Starting with the 2015/2016 season, Kent Nagano has taken on the position of Hamburg’s General Music Director and Chief Conductor of the Philharmonic State Orchestra and the Hamburg State Opera. In his first season Kent Nagano initiated a new project, the Philharmonic Academy at St. Michaelis, focusing on experimentation and chamber music. In 2016 Nagano and the Philharmonic undertook a successful three-week concert tour in South America. Since 2017 Kent Nagano and the Philharmonic State Orchestra have continued the traditional Philharmonic Concerts at the new Elbphilharmonie, for which they commissioned Jörg Widmann to compose the oratorio ARCHE, which was given its world premiere during the hall’s opening festivities.
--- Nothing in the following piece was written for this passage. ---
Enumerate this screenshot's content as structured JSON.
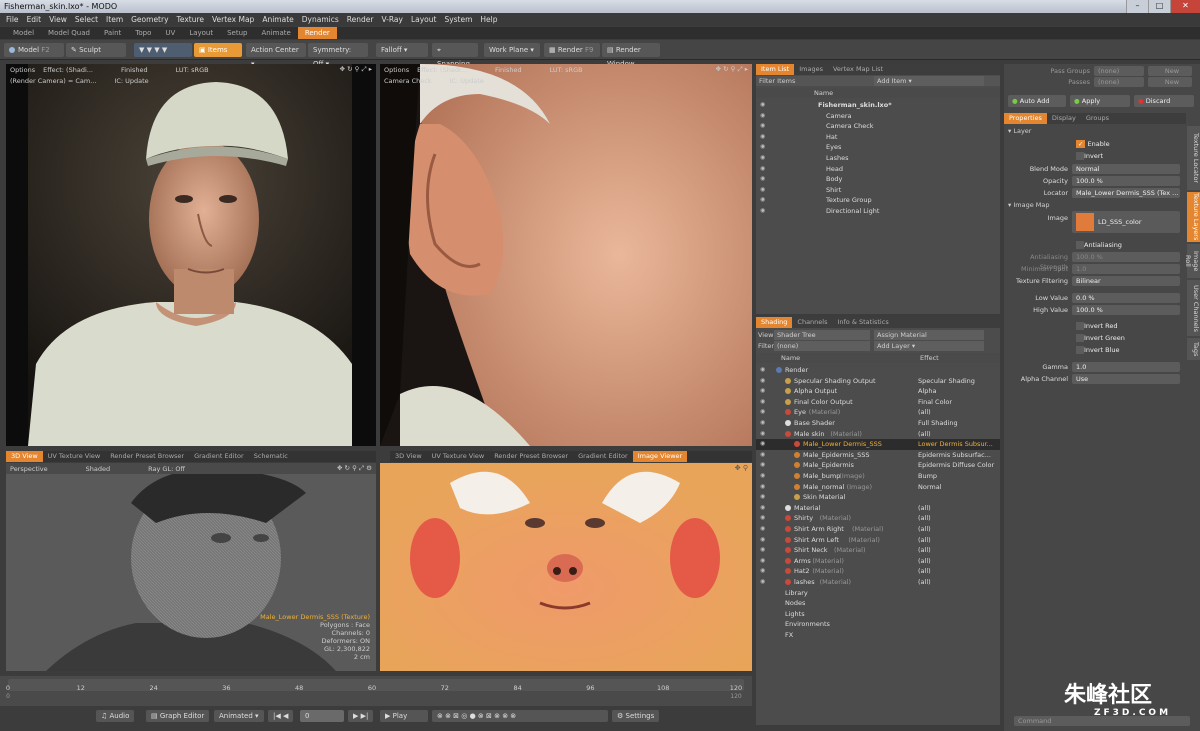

The Philharmonic State Orchestra offers approximately 35 concerts per season and performs more than 240 performances per year at the Hamburg State Opera and the Hamburg Ballet – John Neumeier, making it Hamburg’s busiest orchestra. The stylistic bandwidth covered by the 134 musicians, ranging from historically informed performance practice to contemporary works and including concert, opera and ballet repertoire, is unique throughout Germany. Chamber Music has a long tradition at the Philharmonic State Orchestra: what began in 1929 with a concert series for chamber orchestra has been continued since 1968 by a series of chamber music only, which celebrates its 50-year anniversary in 2017/18.
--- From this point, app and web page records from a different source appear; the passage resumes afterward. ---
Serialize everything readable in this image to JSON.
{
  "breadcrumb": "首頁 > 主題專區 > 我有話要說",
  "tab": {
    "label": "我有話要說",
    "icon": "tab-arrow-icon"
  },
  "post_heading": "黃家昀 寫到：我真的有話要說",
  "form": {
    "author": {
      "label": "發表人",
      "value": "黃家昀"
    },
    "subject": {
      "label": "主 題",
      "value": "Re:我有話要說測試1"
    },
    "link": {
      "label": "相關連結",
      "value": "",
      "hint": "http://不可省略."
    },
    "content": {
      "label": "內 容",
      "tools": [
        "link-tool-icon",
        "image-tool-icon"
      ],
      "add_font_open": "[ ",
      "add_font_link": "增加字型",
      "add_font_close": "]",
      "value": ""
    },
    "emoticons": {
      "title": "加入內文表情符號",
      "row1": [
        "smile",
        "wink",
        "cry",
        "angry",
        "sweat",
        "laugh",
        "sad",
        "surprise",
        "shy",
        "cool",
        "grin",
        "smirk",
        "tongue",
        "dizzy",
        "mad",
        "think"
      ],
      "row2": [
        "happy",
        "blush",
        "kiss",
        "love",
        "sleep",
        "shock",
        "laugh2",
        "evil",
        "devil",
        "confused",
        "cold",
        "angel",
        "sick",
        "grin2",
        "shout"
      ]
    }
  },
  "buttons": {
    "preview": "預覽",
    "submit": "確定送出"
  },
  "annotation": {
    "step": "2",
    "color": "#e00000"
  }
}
In 2008 Simone Young and the Philharmonic State Orchestra won the Brahms Award of the Schleswig-Holstein Brahms Society. In 2012 Simone Young received a Helpmann Award for performances of Mahler’s Symphony No. 2 and Wagner’s Rheingold with the Philharmonic in Brisbane, Australia. The orchestra has recorded the complete Ring by Wagner as well as the complete symphonies of Johannes Brahms and Anton Bruckner – the latter in the rarely-performed original versions – as well as works by Mahler, Hindemith and Berg, and has released DVDs of opera and ballet productions by Hosokawa, Offenbach, Reimann, Auerbach, J.S. Bach, Puccini, Poulenc and Weber.
The members of the Philharmonic State Orchestra feel equally beholden to the Hansa City’s musical tradition and responsible for the city’s artistic future. Since 1978 the musicians have been participating in education programmes in Hamburg’s schools. To this day, the TV format Musikkontakte initiated by Gerd Albrecht during his tenure as General Music Director is unforgotten. Today, the orchestra maintains a broad education programme, including school and kindergarten visits, patronage for music projects, introductory events for children and family concerts. The orchestra’s own academy prepares young musicians for their professional careers. The Philharmonic’s musicians thereby make an equally enjoyable and valuable contribution to tomorrow’s music education in the music metropolis of Hamburg.
photo: Foto: Felix Broede
Please find the cast of dancers on the Website of HAMBURG BALLET.